Stay updated on recent work to protect children not guns.
Recently Released Research
The Children’s Defense Fund’s Parent and Child Trends Survey was conducted to amplify the voice of children and parents in the national conversation on a wide range of issues, from current worries to future hopes and dreams, and from emotional to physical safety and wellbeing. “School Shootings Spark Everyday Worries” summarizes the survey’s findings on children’s and parent’s views on gun violence and school safety, which show that fear of school shootings is a top concern for families across the country.
The Small Arms Survey recently released Estimating Global Civilian-Held Firearms Numbers, a briefing paper on gun ownership in the United States and around the world. This new research shows global firearm ownership is on the rise and America owns nearly half of the world’s 857 million firearms. Read the full briefing paper
The Children’s Defense Fund spent much of 2020 pushing Congress to take action to protect children and families from the harmful impacts of our country’s health, economic, and racial disparities while continuing to defend against harmful regulatory and administrative policies set forth by the Trump administration.

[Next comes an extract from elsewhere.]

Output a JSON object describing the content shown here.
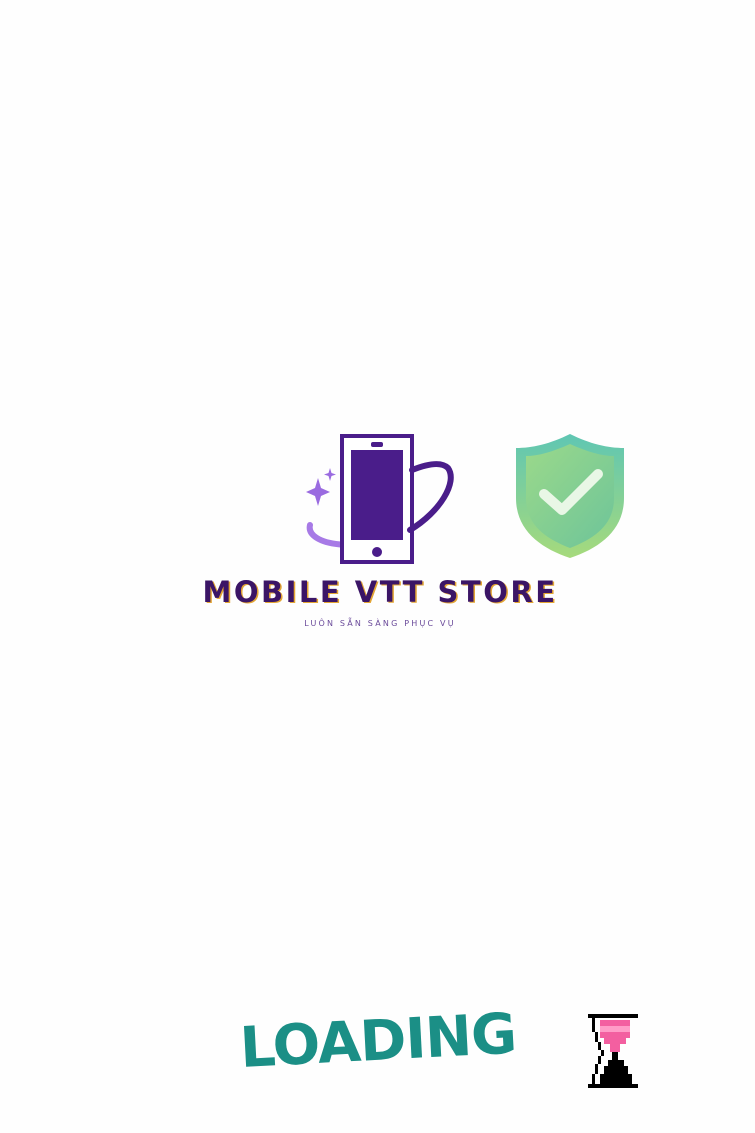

Our commitment to children and policies that protect them has never wavered, and we know we have many fights ahead to keep children and families safe in the new year. But as we reach the end of an unprecedented year, we are taking a moment to celebrate some important wins for children and families in 2020.
After nine months of failing to pass a COVID relief bill and neglecting the needs of millions of children and families suffering the unprecedented public health, racial justice, and economic and unemployment crisis brought on by this pandemic, Congress will finally vote on a long overdue bipartisan relief bill. While this package was a step in the right direction under a strict timeline ahead of the holidays, it does not include many additional provisions that are needed to fully meet the needs of all our nation’s children and families, especially the most vulnerable.
Eight years ago today, twenty first-graders and six teachers were murdered at Sandy Hook Elementary School in an unthinkable act of violence. Among the victims were children like Ana Grace, who loved to sing and loved to dance; Noah, who loved superheroes and Legos; and Charlotte, who dreamed of opening an animal shelter. These and all the students horrifically murdered at Sandy Hook should have started high school this fall—but they never got the chance.